Fourth in a series of eight on flood-mitigation funding in Harris County
Since 2019, Commissioners Ellis and Garcia have harped on the need for more “equity” in flood-mitigation funding. They and some residents in their precincts allege that all the money is going to high-income watersheds while minority, low-income watersheds get “none.” Ellis repeatedly complains that Harris County Flood Control District gives those minority neighborhoods “back-of-the-bus” treatment. Garcia says he feels like he was “hit with a baseball bat.”
Unfounded Allegations of Racism in Construction Funding
In March, I became so alarmed at the allegations of racism, that I submitted a Freedom of Information Act Request to see if they were true. They aren’t. Funding data for new construction projects dating back to 2000 shows that:
- Two low-income watersheds received almost one fifth of the total funding for all 23 watersheds since 2000.
- The lowest-income quartile received a billion dollars more than the highest-income quartile.
- Six watersheds with high percentages of low-to-moderate-income (LMI) residents received 14% more funding than 15 higher income watersheds combined.
Those first three articles in this series should suffice to disprove discrimination against minority, low-income watersheds. But more statistics just keep jumping out of the data.
So, today let’s compare watersheds with percentages of low-to-moderate-income (LMI) residents above and below 50%:
- The low-income group has 7 watersheds, comprising 584 square miles.
- The high-income group has 14 watersheds, comprising 1123 square miles.
The two groups vary radically in number and geographic size. So, to provide a valid comparison, we must evaluate them first on a per-square-mile basis. This pie chart shows how the smaller, low-income group gets triple the dollars per square mile.
Watersheds Above/Below 50% LMI
Here are the percentages of LMI residents in each group.
Lower Income Watersheds Get 3X More Construction Funding Per Square Mile
On a per-square mile basis, the low-income group averaged $2.5 million. The high-income group averaged only $0.8 million. See Table 2 below.
Smaller, Low-Income Group Also Receives About a Third More in Total Dollars
Comparing the total dollars (not $/square mile) received between the two groups is also illuminating.
In total dollars, the low-income group of 7 received $400 million dollars more than the high-income group of 14 since 2000. That skewed the averages back toward 3X again. See Table 3.
But More Damage in Low-Income Group
As we have seen elsewhere in this series, dollars flow to damage. Low-income watersheds had twice the total damage despite being half the size and number.

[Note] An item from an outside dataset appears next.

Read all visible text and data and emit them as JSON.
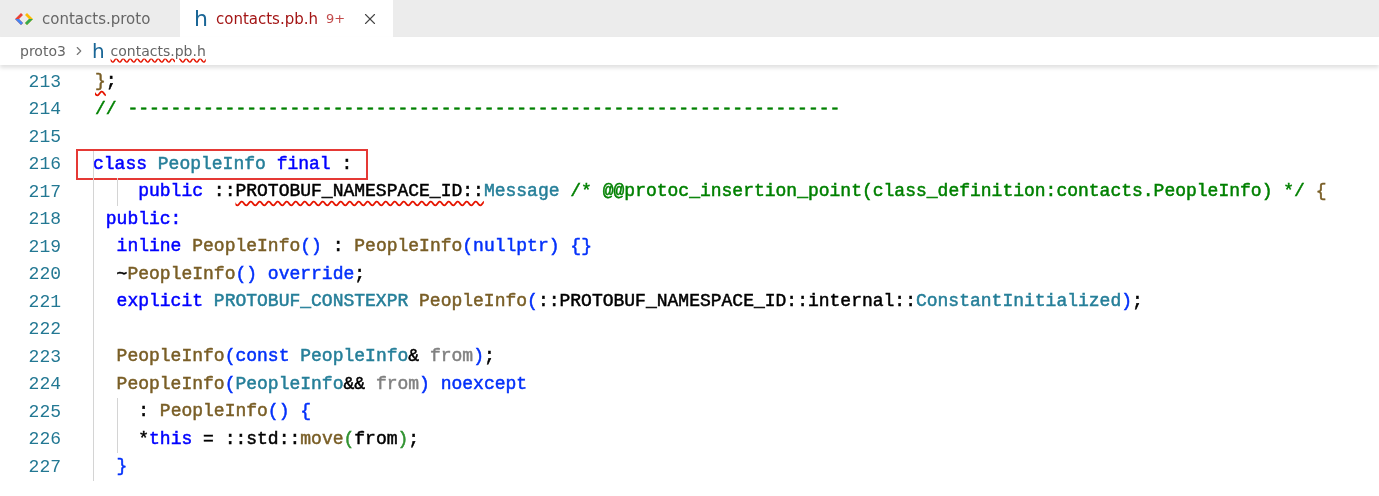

In four major storms since 2000 (Allison, Tax Day, Memorial Day and Harvey), the seven low-income neighborhoods had 146,832 structures damaged, compared to 70,719 for the higher income group of 14. However, on a per square mile basis, low-income group had four times as much (251 vs. 63).
So, the hardest hit watersheds already receive the most funding. By a wide margin. And they have since at least 2000.
Together with other data in previous posts, this proves HCFCD does not discriminate against minority low-income neighborhoods in flood-mitigation spending.
Low-income watersheds still have ongoing HCFCD construction for flood mitigation projects. But they also have other large problems that contribute to flooding for which HCFCD is not responsible. I’m talking about issues related to street flooding such as:
- Aging storm sewers with low capacity built to old development standards
- Roadside drainage swales filled with sediment
- Homes not elevated enough above street level
Other people and groups are responsible for fixing such problems – including the City of Houston and Harris County Precinct Commissioners themselves.
In conclusion, elected representatives have misled Harris County residents. This raises the question, “Why?” I will discuss my opinion in a future post.
For More Information
For more information, see:
- HCFCDs historical spending spreadsheet by watershed in response to my FOIA request.
- My summary spreadsheet that includes related information such as population and watershed size.
- Flood Mitigation Funding: Halls, Greens Get $422 Million, the first story in this series
- Comparison of low- and high-income quartiles, second story in series.
- Comparison of groups above and below 50% LMI, third story in series.
- Greens Projects Under Construction
- Greens Projects Recently Completed
- Eight Halls Projects Recently Completed and Under Construction
- Difficulty/Cost of Developing Flood Mitigation Projects in Densely Populated Watersheds Such as Halls
Posted by Bob Rehak on 6/24/2021
1395 Days since Hurricane Harvey
*Vince Bayou omitted from the first group because it lies almost wholly within the City of Pasadena and is the City’s responsibility. Little Cypress Creek also omitted from second group because it is a newly developing area. Very few people live there and that skews statistical comparisons. HCFCD spending in Little Cypress relates to an experimental “frontier program.”